"""

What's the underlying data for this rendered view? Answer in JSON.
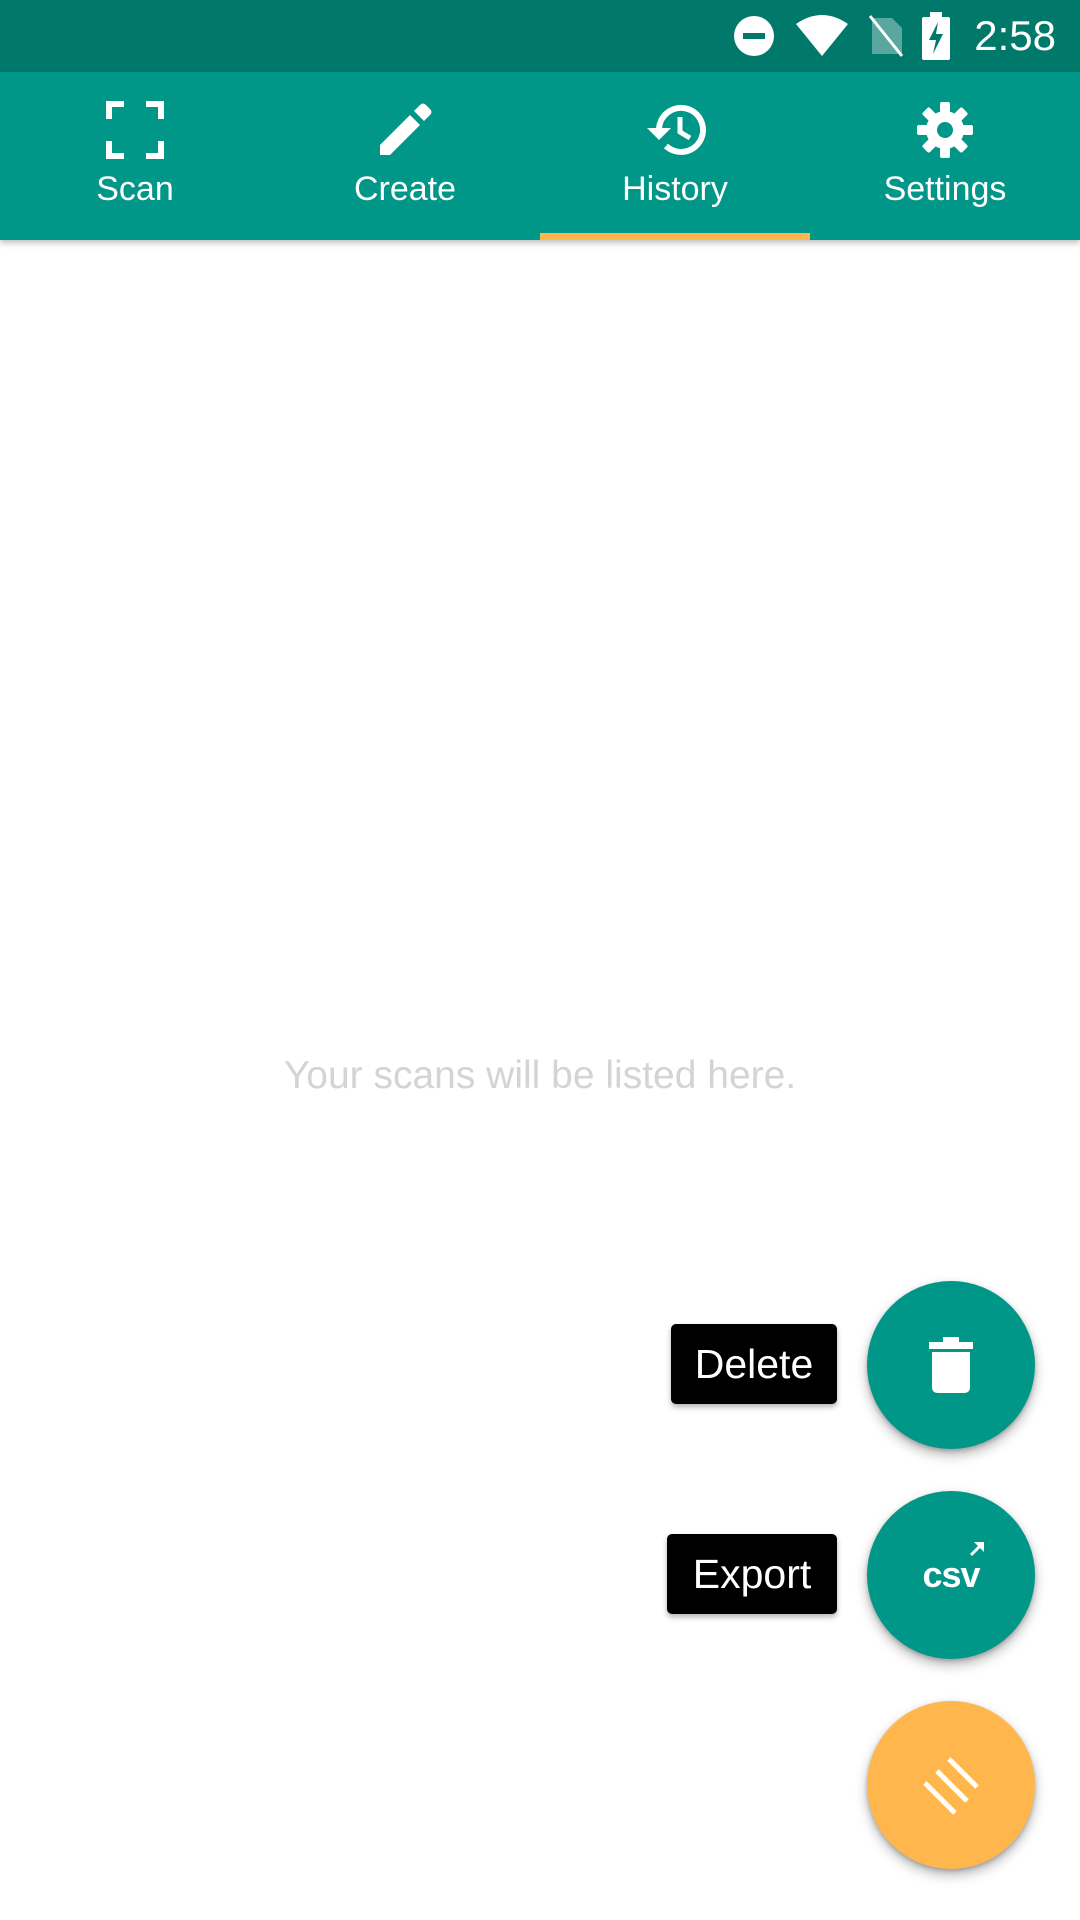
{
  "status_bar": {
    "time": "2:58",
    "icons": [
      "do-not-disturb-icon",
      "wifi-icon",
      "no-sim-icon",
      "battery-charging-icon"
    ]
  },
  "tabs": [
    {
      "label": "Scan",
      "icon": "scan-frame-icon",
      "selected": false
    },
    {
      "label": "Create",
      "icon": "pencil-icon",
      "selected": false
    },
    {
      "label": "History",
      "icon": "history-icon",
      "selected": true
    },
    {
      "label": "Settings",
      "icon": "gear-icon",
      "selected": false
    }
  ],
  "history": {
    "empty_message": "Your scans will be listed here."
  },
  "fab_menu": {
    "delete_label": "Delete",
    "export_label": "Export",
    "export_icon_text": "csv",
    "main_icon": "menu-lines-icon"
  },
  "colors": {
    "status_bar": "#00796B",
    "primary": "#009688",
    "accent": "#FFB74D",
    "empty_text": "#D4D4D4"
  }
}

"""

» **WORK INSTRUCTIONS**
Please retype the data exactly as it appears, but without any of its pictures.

» **ANSWER BELOW**
What's the underlying data for this rendered view? Answer in JSON.
{
  "status_bar": {
    "time": "2:58",
    "icons": [
      "do-not-disturb-icon",
      "wifi-icon",
      "no-sim-icon",
      "battery-charging-icon"
    ]
  },
  "tabs": [
    {
      "label": "Scan",
      "icon": "scan-frame-icon",
      "selected": false
    },
    {
      "label": "Create",
      "icon": "pencil-icon",
      "selected": false
    },
    {
      "label": "History",
      "icon": "history-icon",
      "selected": true
    },
    {
      "label": "Settings",
      "icon": "gear-icon",
      "selected": false
    }
  ],
  "history": {
    "empty_message": "Your scans will be listed here."
  },
  "fab_menu": {
    "delete_label": "Delete",
    "export_label": "Export",
    "export_icon_text": "csv",
    "main_icon": "menu-lines-icon"
  },
  "colors": {
    "status_bar": "#00796B",
    "primary": "#009688",
    "accent": "#FFB74D",
    "empty_text": "#D4D4D4"
  }
}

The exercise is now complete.